As mentioned in the video my original “cut” was about 13 minutes of me not getting to the point quickly enough. At times it seems I am a chronic over-explainer and at the time it seemed like the circumstances how I came to be Winston Drafting a Deck Builder’s Toolkit, why exactly I came the conclusion that that is the best way to use the product, and the details of what the set contains seemed more important than they actually were to my main point.
A couple of the things that were “cut” (they’re still there, but sped up with music over them) from the final video are:
- My history with the game. I haven’t really played Magic until last year. Before that, I had purchased an M9 intro set when it was new, and at some point, I acquired a shoebox full of a couple thousand random cards that unfathomably didn’t contain enough lands to reliably construct a deck (It didn’t have a single mountain). So, in 2017 when I started watching some online videos and got excited to actually play the game, I didn’t have a way to really get into it.
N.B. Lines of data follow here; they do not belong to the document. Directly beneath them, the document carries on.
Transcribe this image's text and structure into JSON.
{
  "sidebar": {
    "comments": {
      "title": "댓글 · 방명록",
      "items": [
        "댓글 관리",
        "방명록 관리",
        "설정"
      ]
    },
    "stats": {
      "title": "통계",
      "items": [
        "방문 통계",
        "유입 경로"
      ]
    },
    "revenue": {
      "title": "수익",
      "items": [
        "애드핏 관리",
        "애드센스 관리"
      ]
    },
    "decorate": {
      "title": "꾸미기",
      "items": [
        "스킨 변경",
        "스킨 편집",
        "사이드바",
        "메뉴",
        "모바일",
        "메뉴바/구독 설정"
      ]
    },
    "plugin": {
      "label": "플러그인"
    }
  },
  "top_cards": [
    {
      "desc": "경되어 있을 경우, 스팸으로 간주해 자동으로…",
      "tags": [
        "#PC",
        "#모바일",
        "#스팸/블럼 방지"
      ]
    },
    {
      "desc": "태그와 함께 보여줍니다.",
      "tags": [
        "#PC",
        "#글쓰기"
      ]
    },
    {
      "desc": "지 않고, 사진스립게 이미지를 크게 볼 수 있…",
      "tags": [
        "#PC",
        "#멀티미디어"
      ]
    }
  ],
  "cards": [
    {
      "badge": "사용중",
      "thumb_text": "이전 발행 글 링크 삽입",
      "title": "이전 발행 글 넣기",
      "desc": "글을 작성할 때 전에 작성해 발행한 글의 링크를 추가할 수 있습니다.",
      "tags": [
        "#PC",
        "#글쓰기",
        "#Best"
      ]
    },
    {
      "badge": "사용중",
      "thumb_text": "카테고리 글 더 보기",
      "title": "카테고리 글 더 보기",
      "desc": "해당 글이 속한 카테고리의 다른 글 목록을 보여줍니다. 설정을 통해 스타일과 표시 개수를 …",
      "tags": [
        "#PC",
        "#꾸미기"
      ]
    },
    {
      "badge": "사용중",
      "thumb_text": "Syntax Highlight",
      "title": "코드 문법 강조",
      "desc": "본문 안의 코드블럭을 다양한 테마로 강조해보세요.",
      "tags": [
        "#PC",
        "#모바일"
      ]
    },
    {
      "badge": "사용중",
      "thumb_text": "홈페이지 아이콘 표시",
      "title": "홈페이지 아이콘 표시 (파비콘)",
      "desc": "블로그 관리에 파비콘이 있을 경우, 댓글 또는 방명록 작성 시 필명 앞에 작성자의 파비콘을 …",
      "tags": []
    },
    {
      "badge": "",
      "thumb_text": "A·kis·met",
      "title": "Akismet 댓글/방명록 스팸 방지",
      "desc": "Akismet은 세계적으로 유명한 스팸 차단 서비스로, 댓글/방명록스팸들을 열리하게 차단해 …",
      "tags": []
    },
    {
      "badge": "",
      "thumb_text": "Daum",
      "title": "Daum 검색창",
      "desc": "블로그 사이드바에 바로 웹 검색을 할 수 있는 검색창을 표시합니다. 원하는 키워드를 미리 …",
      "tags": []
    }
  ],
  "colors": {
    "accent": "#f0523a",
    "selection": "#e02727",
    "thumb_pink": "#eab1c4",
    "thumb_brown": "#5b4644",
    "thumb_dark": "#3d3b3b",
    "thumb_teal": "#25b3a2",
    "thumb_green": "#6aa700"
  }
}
- The idea that there is no Wizards of the Coast product that I can currently find that has a set of actual “rules” rather than the quick reference card. Which I find very strange and unhelpful when trying to get into the game (it certainly would have helped me teach the game better and cleared up a few mistakes I had made). I get that Magic is a complex game and they don’t want to overwhelm new players, but if they can condense the rules to a cardboard receipt, they should be able to provide me with a 10-page booklet so that I don’t have to search online for everything.
- A more in-depth discussion on what is actually contained inside the toolkit. There are 120 common and uncommon cards, some of which are fine but virtually all of which are underpowered at any Friday Night Magic event; 5 rares (1 of each color) that are too slow to be used competitively (and I’m not sure even deserve the “rare” distinction, they seem like heavy uncommons, and Shiven Dragon has been printed so many times it isn’t rare at all); 4 booster packs, two from Ixalan, one from Ahmonket, and one from Kaladesh, (it’s interesting that Aether Revolt and Hour of Devastation are left out, but they probably just printed more for the main sets of each block) which are still in the Standard format, but two of which rotate out a little over half a year from this product’s release, giving it an “expiration date”.
- And a quick talk about how the games went. I was teaching the other player both how to play and how to draft, and it went very well. I ended up drafting 5 of the six rares, but my WGR “dinosaur” deck only tied with my friend’s WB “vampire” deck (both were more piles than actual archetypes, and I would have been smashed if I had actually gotten the rules right).
In the end, I think that Winston Drafting is the most effective way to use this product, but it requires prior knowledge of how to play the game and how to draft (which I was fortunate enough to possess). That probably means that Wizards would be unable to shift this product to meet that need, which I can understand, but I also can’t see any other circumstances where I would purchase this product.